How President Trump Can Avoid the Next Bridge to Nowhere

Mar 9, 2017

ROCKVILLE, MD (March 9, 2017) — The Maryland Public Policy Institute today released a primer on how the Trump Administration can improve federal infrastructure spending. The report, entitled “How to Spend a Trillion Dollars on Infrastructure,” adds new insights as the Trump Administration and Congress begin negotiations on a national infrastructure spending plan. The full report can be viewed at  

Dr. Ronald Utt, author of the report and President Reagan’s Director of Privatization, notes that “harnessing the resources and talents of the private sector promises better services at lower costs, saving the taxpayer the trillion dollar hit to their wallets.”

“With up to a trillion dollars now being discussed in Washington, the political pressure to abuse taxpayer money through earmarking will be powerful,” said Christopher B. Summers. “Washington must avoid the temptation to build new Bridges to Nowhere and instead invest wisely in infrastructure projects that will actually improve quality of life.”

The report calls on Congress and the Trump Administration to take three key steps:

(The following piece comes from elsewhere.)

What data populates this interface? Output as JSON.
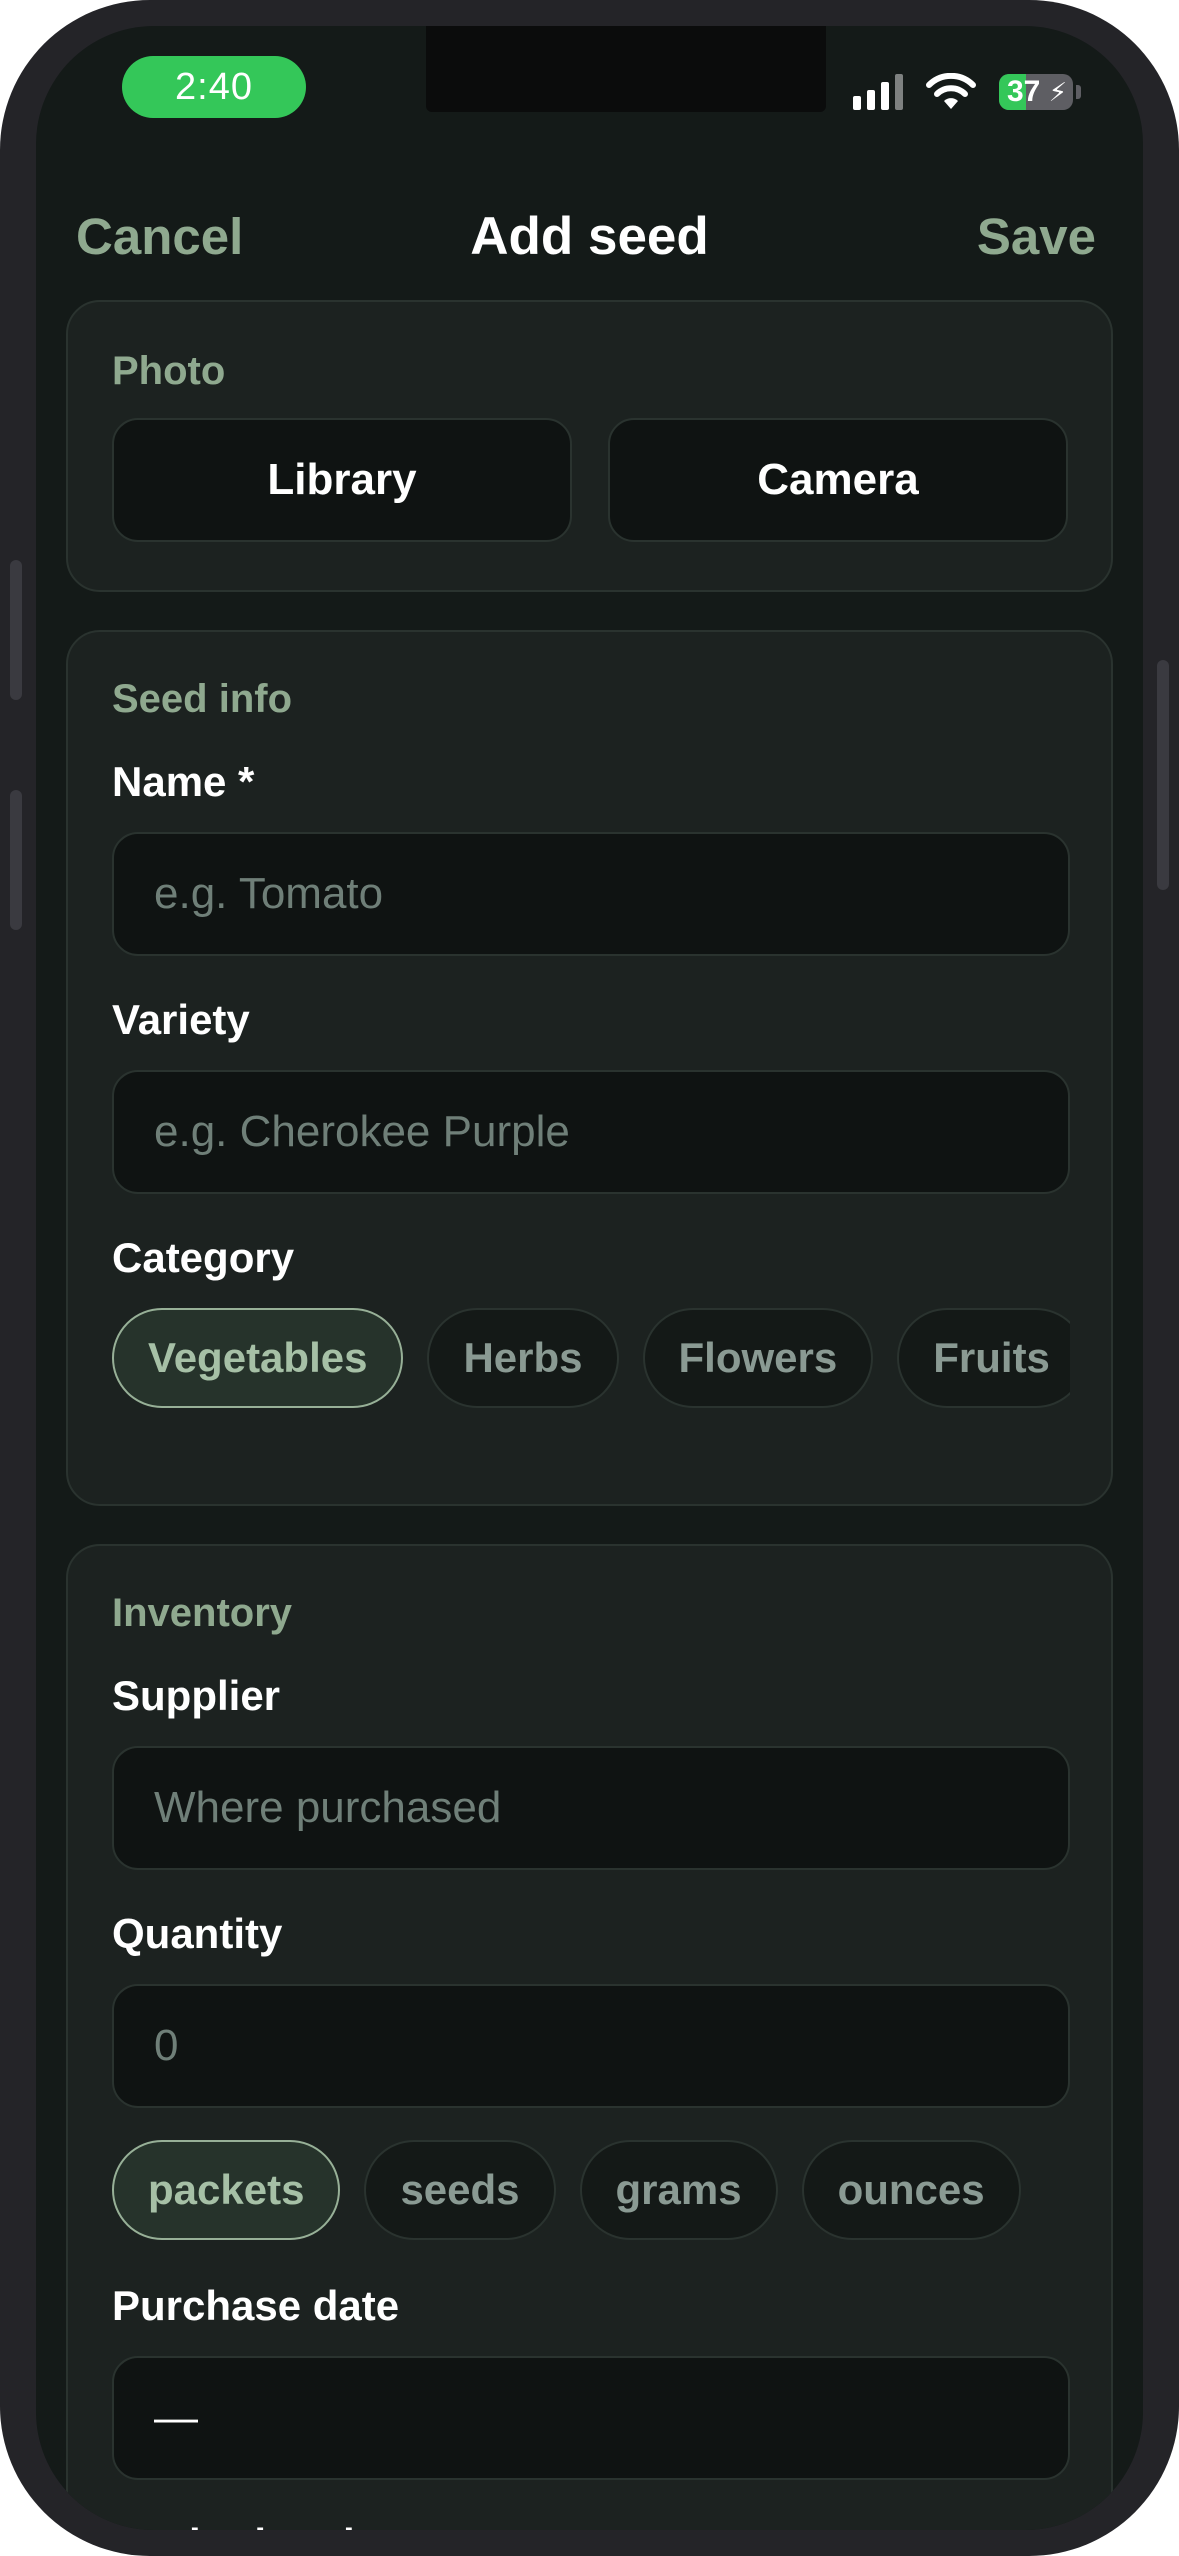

  •  Distinguish between projects national in responsibility—and thus suitable for federal support—versus those that are largely of benefit to state and local communities;
  • Identify those projects that are amenable and suitable for private-sector participation, thereby reducing taxpayer liabilities, and;
  • Establish an objective, transparent, and quantitative evaluation system to allow public officials to select the best among the many projects seeking public funding.

The report is authored by Ronald D. Utt, Ph.D., an adjunct fellow at the Maryland Public Policy Institute.

About the Maryland Public Policy Institute: Founded in 2001, the Maryland Public Policy Institute is a nonpartisan public policy research and education organization that focuses on state policy issues. The Institute’s mission is to formulate and promote public policies at all levels of government based on principles of free enterprise, limited government, and civil society.  Learn more at